## [Task statement]
A faithful copy of all the records is needed, with the pictures omitted.

## [Given records]
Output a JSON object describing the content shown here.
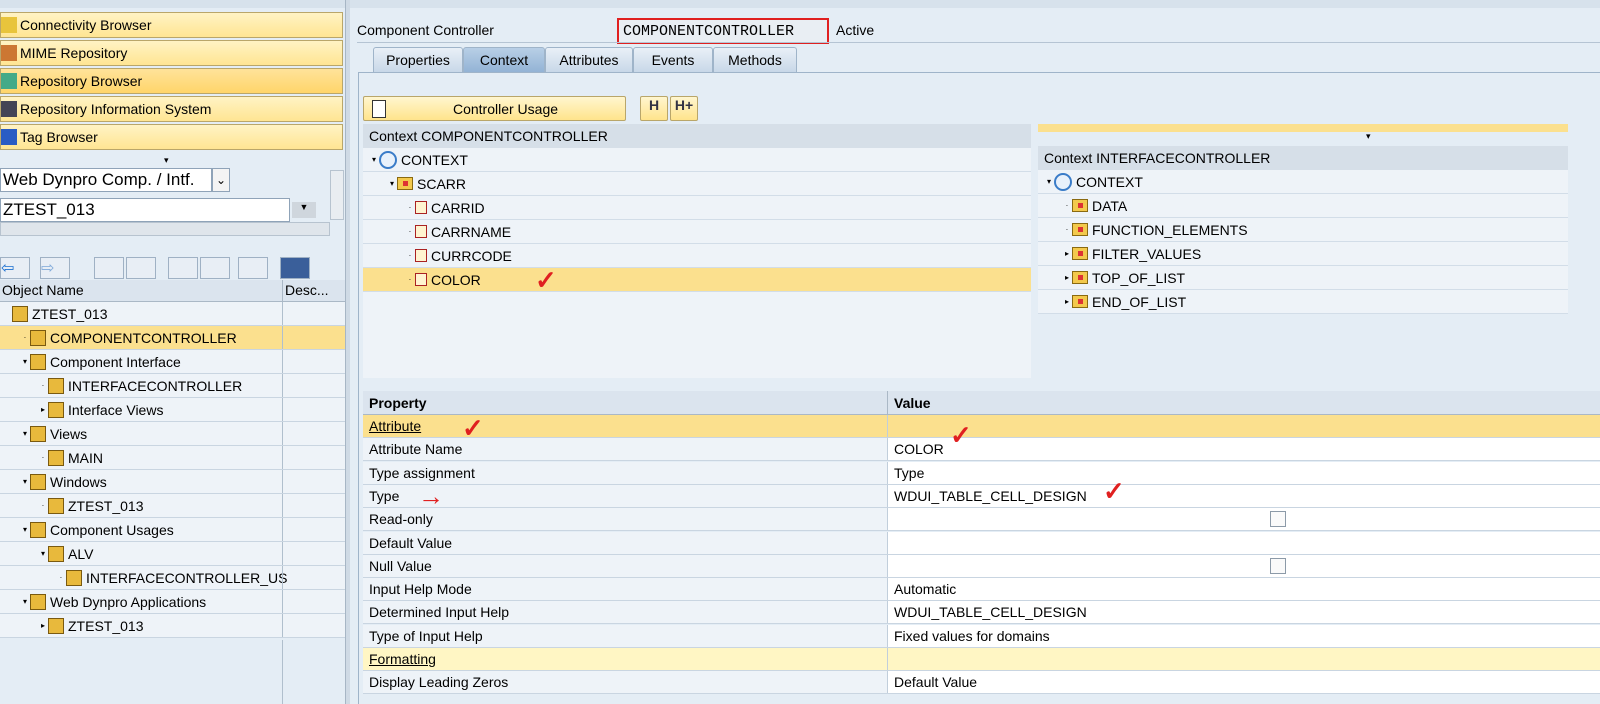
{
  "nav": {
    "buttons": [
      "Connectivity Browser",
      "MIME Repository",
      "Repository Browser",
      "Repository Information System",
      "Tag Browser"
    ]
  },
  "selector": {
    "type": "Web Dynpro Comp. / Intf.",
    "name": "ZTEST_013"
  },
  "tree": {
    "col_object": "Object Name",
    "col_desc": "Desc...",
    "rows": [
      {
        "label": "ZTEST_013",
        "indent": 0,
        "tw": ""
      },
      {
        "label": "COMPONENTCONTROLLER",
        "indent": 1,
        "tw": "·",
        "sel": true
      },
      {
        "label": "Component Interface",
        "indent": 1,
        "tw": "▾"
      },
      {
        "label": "INTERFACECONTROLLER",
        "indent": 2,
        "tw": "·"
      },
      {
        "label": "Interface Views",
        "indent": 2,
        "tw": "▸"
      },
      {
        "label": "Views",
        "indent": 1,
        "tw": "▾"
      },
      {
        "label": "MAIN",
        "indent": 2,
        "tw": "·"
      },
      {
        "label": "Windows",
        "indent": 1,
        "tw": "▾"
      },
      {
        "label": "ZTEST_013",
        "indent": 2,
        "tw": "·"
      },
      {
        "label": "Component Usages",
        "indent": 1,
        "tw": "▾"
      },
      {
        "label": "ALV",
        "indent": 2,
        "tw": "▾"
      },
      {
        "label": "INTERFACECONTROLLER_US",
        "indent": 3,
        "tw": "·"
      },
      {
        "label": "Web Dynpro Applications",
        "indent": 1,
        "tw": "▾"
      },
      {
        "label": "ZTEST_013",
        "indent": 2,
        "tw": "▸"
      }
    ]
  },
  "header": {
    "label": "Component Controller",
    "name": "COMPONENTCONTROLLER",
    "status": "Active"
  },
  "tabs": [
    "Properties",
    "Context",
    "Attributes",
    "Events",
    "Methods"
  ],
  "controller_usage": "Controller Usage",
  "context_left": {
    "title": "Context COMPONENTCONTROLLER",
    "rows": [
      {
        "label": "CONTEXT",
        "kind": "root",
        "indent": 0,
        "tw": "▾"
      },
      {
        "label": "SCARR",
        "kind": "node",
        "indent": 1,
        "tw": "▾"
      },
      {
        "label": "CARRID",
        "kind": "attr",
        "indent": 2,
        "tw": "·"
      },
      {
        "label": "CARRNAME",
        "kind": "attr",
        "indent": 2,
        "tw": "·"
      },
      {
        "label": "CURRCODE",
        "kind": "attr",
        "indent": 2,
        "tw": "·"
      },
      {
        "label": "COLOR",
        "kind": "attr",
        "indent": 2,
        "tw": "·",
        "sel": true
      }
    ]
  },
  "context_right": {
    "title": "Context INTERFACECONTROLLER",
    "rows": [
      {
        "label": "CONTEXT",
        "kind": "root",
        "indent": 0,
        "tw": "▾"
      },
      {
        "label": "DATA",
        "kind": "node",
        "indent": 1,
        "tw": "·"
      },
      {
        "label": "FUNCTION_ELEMENTS",
        "kind": "node",
        "indent": 1,
        "tw": "·"
      },
      {
        "label": "FILTER_VALUES",
        "kind": "node",
        "indent": 1,
        "tw": "▸"
      },
      {
        "label": "TOP_OF_LIST",
        "kind": "node",
        "indent": 1,
        "tw": "▸"
      },
      {
        "label": "END_OF_LIST",
        "kind": "node",
        "indent": 1,
        "tw": "▸"
      }
    ]
  },
  "properties": {
    "col_property": "Property",
    "col_value": "Value",
    "rows": [
      {
        "p": "Attribute",
        "v": "",
        "grp": "grp"
      },
      {
        "p": "Attribute Name",
        "v": "COLOR"
      },
      {
        "p": "Type assignment",
        "v": "Type"
      },
      {
        "p": "Type",
        "v": "WDUI_TABLE_CELL_DESIGN"
      },
      {
        "p": "Read-only",
        "v": "",
        "chk": true
      },
      {
        "p": "Default Value",
        "v": ""
      },
      {
        "p": "Null Value",
        "v": "",
        "chk": true
      },
      {
        "p": "Input Help Mode",
        "v": "Automatic"
      },
      {
        "p": "Determined Input Help",
        "v": "WDUI_TABLE_CELL_DESIGN"
      },
      {
        "p": "Type of Input Help",
        "v": "Fixed values for domains"
      },
      {
        "p": "Formatting",
        "v": "",
        "grp": "grp2"
      },
      {
        "p": "Display Leading Zeros",
        "v": "Default Value"
      }
    ]
  }
}
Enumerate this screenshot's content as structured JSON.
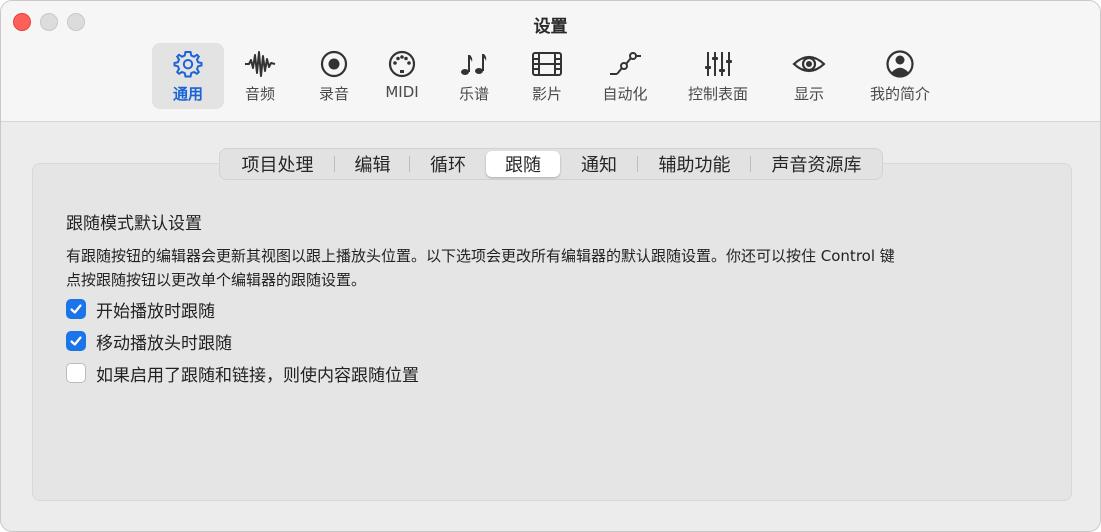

## [Solution]
Output a JSON object describing the content shown here.
{
  "nav": {
    "buttons": [
      "Connectivity Browser",
      "MIME Repository",
      "Repository Browser",
      "Repository Information System",
      "Tag Browser"
    ]
  },
  "selector": {
    "type": "Web Dynpro Comp. / Intf.",
    "name": "ZTEST_013"
  },
  "tree": {
    "col_object": "Object Name",
    "col_desc": "Desc...",
    "rows": [
      {
        "label": "ZTEST_013",
        "indent": 0,
        "tw": ""
      },
      {
        "label": "COMPONENTCONTROLLER",
        "indent": 1,
        "tw": "·",
        "sel": true
      },
      {
        "label": "Component Interface",
        "indent": 1,
        "tw": "▾"
      },
      {
        "label": "INTERFACECONTROLLER",
        "indent": 2,
        "tw": "·"
      },
      {
        "label": "Interface Views",
        "indent": 2,
        "tw": "▸"
      },
      {
        "label": "Views",
        "indent": 1,
        "tw": "▾"
      },
      {
        "label": "MAIN",
        "indent": 2,
        "tw": "·"
      },
      {
        "label": "Windows",
        "indent": 1,
        "tw": "▾"
      },
      {
        "label": "ZTEST_013",
        "indent": 2,
        "tw": "·"
      },
      {
        "label": "Component Usages",
        "indent": 1,
        "tw": "▾"
      },
      {
        "label": "ALV",
        "indent": 2,
        "tw": "▾"
      },
      {
        "label": "INTERFACECONTROLLER_US",
        "indent": 3,
        "tw": "·"
      },
      {
        "label": "Web Dynpro Applications",
        "indent": 1,
        "tw": "▾"
      },
      {
        "label": "ZTEST_013",
        "indent": 2,
        "tw": "▸"
      }
    ]
  },
  "header": {
    "label": "Component Controller",
    "name": "COMPONENTCONTROLLER",
    "status": "Active"
  },
  "tabs": [
    "Properties",
    "Context",
    "Attributes",
    "Events",
    "Methods"
  ],
  "controller_usage": "Controller Usage",
  "context_left": {
    "title": "Context COMPONENTCONTROLLER",
    "rows": [
      {
        "label": "CONTEXT",
        "kind": "root",
        "indent": 0,
        "tw": "▾"
      },
      {
        "label": "SCARR",
        "kind": "node",
        "indent": 1,
        "tw": "▾"
      },
      {
        "label": "CARRID",
        "kind": "attr",
        "indent": 2,
        "tw": "·"
      },
      {
        "label": "CARRNAME",
        "kind": "attr",
        "indent": 2,
        "tw": "·"
      },
      {
        "label": "CURRCODE",
        "kind": "attr",
        "indent": 2,
        "tw": "·"
      },
      {
        "label": "COLOR",
        "kind": "attr",
        "indent": 2,
        "tw": "·",
        "sel": true
      }
    ]
  },
  "context_right": {
    "title": "Context INTERFACECONTROLLER",
    "rows": [
      {
        "label": "CONTEXT",
        "kind": "root",
        "indent": 0,
        "tw": "▾"
      },
      {
        "label": "DATA",
        "kind": "node",
        "indent": 1,
        "tw": "·"
      },
      {
        "label": "FUNCTION_ELEMENTS",
        "kind": "node",
        "indent": 1,
        "tw": "·"
      },
      {
        "label": "FILTER_VALUES",
        "kind": "node",
        "indent": 1,
        "tw": "▸"
      },
      {
        "label": "TOP_OF_LIST",
        "kind": "node",
        "indent": 1,
        "tw": "▸"
      },
      {
        "label": "END_OF_LIST",
        "kind": "node",
        "indent": 1,
        "tw": "▸"
      }
    ]
  },
  "properties": {
    "col_property": "Property",
    "col_value": "Value",
    "rows": [
      {
        "p": "Attribute",
        "v": "",
        "grp": "grp"
      },
      {
        "p": "Attribute Name",
        "v": "COLOR"
      },
      {
        "p": "Type assignment",
        "v": "Type"
      },
      {
        "p": "Type",
        "v": "WDUI_TABLE_CELL_DESIGN"
      },
      {
        "p": "Read-only",
        "v": "",
        "chk": true
      },
      {
        "p": "Default Value",
        "v": ""
      },
      {
        "p": "Null Value",
        "v": "",
        "chk": true
      },
      {
        "p": "Input Help Mode",
        "v": "Automatic"
      },
      {
        "p": "Determined Input Help",
        "v": "WDUI_TABLE_CELL_DESIGN"
      },
      {
        "p": "Type of Input Help",
        "v": "Fixed values for domains"
      },
      {
        "p": "Formatting",
        "v": "",
        "grp": "grp2"
      },
      {
        "p": "Display Leading Zeros",
        "v": "Default Value"
      }
    ]
  }
}
Enumerate this screenshot's content as structured JSON.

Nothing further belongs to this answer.